There are numerous other admonitions, both judicial and academic, against importing conceptions of the ‘public’ from, for example, bodies subject to judicial review, ‘emanations of the state’ under EU law, The Race Relations Act 1976 or the Freedom of Information Act 2000, in order to determine the concept under s. 6 HRA. (See generally, D. Oliver, ‘The Frontiers of the State: Public Authorities and Public Functions Under the Human Rights Act’ (2004) Public Law, 476.) This has to do with specific purposes of the HRA itself; to ensure the enforcement of human rights ‘at home’ rather than at Strasbourg. If this is the case, then, importing ‘naturalistic’ understandings of ‘privateness’ from personal intuition or political preference, or from designations of publicness or privateness with different taxonomic or pedagogical purposes, is particularly problematic.
So what has all of this to do with the severability thesis and the relationship between s. 6(3)(b) and s. 6(5) HRA which was the subject of the dispute between the two previous posters? Well, if it is the case that the essentialist fallacy is to be avoided, and it is argued that there are many good reasons why it should be, we should be sensitive to the contextual nature of ‘publicness’ and ‘privateness’ under s. 6 HRA. Avoiding the essentialist fallacy, therefore, requires recognizing that the meaning of ‘publicness’ and ‘privateness’, as Lord Nicholls above suggested, is context-dependent. These terms have no independent meaning outside of the specific legal context within which they appear. Against this backdrop, the relevant context which can give meaning to the term ‘private acts’ under s. 6(5) is that of the public function under s. 6(3)(b) pursuant to which the particular (putatively private) act was taken. The nature of the act itself under s. 6(5), given that it is not inherently public or private, will always be conditioned by the function which governed the act. Thus, as Elias LJ himself discovered in Weaver when attempting to apply the severability thesis, s. 6(3)(b) and s. 6(5) are relational such that the finding of a public function under the former will have a bearing on ‘privateness’ of the act under the latter. In this sense, they are two sides of the same coin.
Cormac Mac Amhlaigh is Lecturer in Public Law at the University of Edinburgh and a visiting Fellow at the Faculty of Law, University of Copenhagen.
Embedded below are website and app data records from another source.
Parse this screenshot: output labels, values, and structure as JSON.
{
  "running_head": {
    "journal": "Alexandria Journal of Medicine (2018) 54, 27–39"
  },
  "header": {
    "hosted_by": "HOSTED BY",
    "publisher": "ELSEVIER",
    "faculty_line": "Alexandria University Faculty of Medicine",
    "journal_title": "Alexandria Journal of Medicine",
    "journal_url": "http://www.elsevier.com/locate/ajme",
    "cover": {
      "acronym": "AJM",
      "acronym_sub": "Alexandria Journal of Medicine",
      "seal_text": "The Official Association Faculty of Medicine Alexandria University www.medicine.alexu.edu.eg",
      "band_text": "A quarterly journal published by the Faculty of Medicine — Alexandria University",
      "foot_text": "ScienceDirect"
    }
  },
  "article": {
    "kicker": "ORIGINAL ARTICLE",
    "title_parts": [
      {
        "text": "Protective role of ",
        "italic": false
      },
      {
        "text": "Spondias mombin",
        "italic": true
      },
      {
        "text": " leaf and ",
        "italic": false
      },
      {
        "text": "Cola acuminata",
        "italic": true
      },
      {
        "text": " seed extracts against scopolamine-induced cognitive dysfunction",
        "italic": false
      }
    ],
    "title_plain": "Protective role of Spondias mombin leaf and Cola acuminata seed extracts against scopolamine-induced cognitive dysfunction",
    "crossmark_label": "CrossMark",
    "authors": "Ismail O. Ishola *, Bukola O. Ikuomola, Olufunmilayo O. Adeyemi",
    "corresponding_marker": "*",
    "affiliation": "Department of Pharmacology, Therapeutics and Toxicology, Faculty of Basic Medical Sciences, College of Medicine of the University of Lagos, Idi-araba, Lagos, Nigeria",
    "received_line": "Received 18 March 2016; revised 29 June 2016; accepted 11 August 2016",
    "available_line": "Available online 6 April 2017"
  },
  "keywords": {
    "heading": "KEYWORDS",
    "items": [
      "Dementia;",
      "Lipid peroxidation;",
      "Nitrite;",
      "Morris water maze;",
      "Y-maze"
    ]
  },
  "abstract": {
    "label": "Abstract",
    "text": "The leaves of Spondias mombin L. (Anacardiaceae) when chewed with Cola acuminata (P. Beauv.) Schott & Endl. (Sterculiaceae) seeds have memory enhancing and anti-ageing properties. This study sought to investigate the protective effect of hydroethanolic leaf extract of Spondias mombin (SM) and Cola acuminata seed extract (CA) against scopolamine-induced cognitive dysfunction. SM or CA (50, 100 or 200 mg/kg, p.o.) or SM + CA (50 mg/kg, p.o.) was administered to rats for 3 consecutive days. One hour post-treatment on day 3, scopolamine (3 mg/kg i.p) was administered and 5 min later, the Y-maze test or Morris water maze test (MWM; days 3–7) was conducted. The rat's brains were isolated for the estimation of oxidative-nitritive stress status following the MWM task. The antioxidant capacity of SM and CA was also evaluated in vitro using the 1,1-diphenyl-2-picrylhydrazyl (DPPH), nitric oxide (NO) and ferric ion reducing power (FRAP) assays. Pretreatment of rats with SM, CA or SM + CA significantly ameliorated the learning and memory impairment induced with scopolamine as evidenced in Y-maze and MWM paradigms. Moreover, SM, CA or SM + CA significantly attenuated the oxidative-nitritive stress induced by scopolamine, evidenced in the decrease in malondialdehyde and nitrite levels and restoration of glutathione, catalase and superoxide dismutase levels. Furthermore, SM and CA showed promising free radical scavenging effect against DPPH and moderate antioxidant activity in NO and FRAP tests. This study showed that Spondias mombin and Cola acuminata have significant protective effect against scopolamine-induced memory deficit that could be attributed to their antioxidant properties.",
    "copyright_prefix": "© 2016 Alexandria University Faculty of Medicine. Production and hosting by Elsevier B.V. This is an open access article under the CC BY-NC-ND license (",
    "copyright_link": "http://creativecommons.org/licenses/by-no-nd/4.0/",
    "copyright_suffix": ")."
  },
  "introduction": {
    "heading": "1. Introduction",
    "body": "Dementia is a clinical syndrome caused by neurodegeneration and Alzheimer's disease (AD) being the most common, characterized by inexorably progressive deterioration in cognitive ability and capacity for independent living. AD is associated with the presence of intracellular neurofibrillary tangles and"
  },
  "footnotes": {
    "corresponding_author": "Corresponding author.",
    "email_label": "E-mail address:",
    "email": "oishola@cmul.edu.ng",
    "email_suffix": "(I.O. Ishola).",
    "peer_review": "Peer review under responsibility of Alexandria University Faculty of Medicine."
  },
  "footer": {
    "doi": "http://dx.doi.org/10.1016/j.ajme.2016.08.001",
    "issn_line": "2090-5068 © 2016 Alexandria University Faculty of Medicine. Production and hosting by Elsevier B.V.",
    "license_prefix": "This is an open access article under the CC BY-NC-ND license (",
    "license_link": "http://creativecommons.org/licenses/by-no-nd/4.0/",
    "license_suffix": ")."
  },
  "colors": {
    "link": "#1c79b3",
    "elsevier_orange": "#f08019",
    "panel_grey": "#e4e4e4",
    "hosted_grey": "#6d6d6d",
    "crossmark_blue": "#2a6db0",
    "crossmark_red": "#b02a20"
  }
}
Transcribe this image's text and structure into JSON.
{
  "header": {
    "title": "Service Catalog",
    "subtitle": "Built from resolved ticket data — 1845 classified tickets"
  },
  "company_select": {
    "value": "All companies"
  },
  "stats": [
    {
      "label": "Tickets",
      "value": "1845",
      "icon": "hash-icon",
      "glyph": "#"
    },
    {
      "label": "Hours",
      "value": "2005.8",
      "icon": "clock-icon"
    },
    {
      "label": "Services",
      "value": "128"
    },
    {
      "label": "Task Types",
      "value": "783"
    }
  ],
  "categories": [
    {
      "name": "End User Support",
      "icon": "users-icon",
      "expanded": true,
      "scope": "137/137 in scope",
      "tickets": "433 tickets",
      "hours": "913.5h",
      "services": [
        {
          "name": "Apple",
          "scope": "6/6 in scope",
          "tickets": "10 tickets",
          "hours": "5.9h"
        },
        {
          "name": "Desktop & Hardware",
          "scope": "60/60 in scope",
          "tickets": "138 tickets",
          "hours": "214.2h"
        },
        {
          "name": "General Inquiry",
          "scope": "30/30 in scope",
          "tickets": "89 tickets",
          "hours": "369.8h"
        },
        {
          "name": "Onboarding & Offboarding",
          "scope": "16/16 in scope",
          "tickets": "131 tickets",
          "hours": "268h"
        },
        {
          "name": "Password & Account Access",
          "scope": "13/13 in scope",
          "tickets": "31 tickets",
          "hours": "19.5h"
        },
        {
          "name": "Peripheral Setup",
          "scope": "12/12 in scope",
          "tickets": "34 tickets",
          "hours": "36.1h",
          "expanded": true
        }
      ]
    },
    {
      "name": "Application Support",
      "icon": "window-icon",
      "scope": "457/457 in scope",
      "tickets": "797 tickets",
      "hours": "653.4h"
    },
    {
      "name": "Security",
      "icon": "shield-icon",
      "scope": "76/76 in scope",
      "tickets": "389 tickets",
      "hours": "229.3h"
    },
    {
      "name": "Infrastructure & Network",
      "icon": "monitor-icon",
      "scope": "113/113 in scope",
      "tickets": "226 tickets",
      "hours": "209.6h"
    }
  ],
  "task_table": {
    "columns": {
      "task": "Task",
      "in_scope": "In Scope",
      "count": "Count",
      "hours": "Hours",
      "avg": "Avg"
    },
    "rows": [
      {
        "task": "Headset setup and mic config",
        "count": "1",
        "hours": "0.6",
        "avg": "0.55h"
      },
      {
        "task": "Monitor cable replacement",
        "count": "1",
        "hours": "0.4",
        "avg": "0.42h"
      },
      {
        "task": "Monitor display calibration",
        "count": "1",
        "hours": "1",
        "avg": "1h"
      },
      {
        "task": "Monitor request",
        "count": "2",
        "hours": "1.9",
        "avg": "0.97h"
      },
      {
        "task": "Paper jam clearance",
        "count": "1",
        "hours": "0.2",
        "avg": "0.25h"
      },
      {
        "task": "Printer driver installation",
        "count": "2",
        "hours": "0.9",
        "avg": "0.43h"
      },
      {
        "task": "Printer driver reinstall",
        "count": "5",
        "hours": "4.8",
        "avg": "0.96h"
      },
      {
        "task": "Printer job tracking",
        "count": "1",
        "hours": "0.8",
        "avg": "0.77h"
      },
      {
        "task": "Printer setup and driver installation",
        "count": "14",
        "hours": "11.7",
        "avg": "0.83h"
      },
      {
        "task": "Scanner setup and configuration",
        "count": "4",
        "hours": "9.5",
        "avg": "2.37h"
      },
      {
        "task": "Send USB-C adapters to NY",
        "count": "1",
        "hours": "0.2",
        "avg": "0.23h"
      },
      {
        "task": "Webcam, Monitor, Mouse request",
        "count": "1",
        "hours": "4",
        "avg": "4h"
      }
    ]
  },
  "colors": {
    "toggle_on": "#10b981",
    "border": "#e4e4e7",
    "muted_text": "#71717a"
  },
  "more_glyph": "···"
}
Suggested citation: C. Mac Amhlaigh, ‘Once More Unto the (Public/Private) Breach …: s. 6 of the Human Rights Act 1998 and the Severability Thesis’ UK Const. L. Blog (13th December 2013) (available at http://ukconstitutionallaw.org)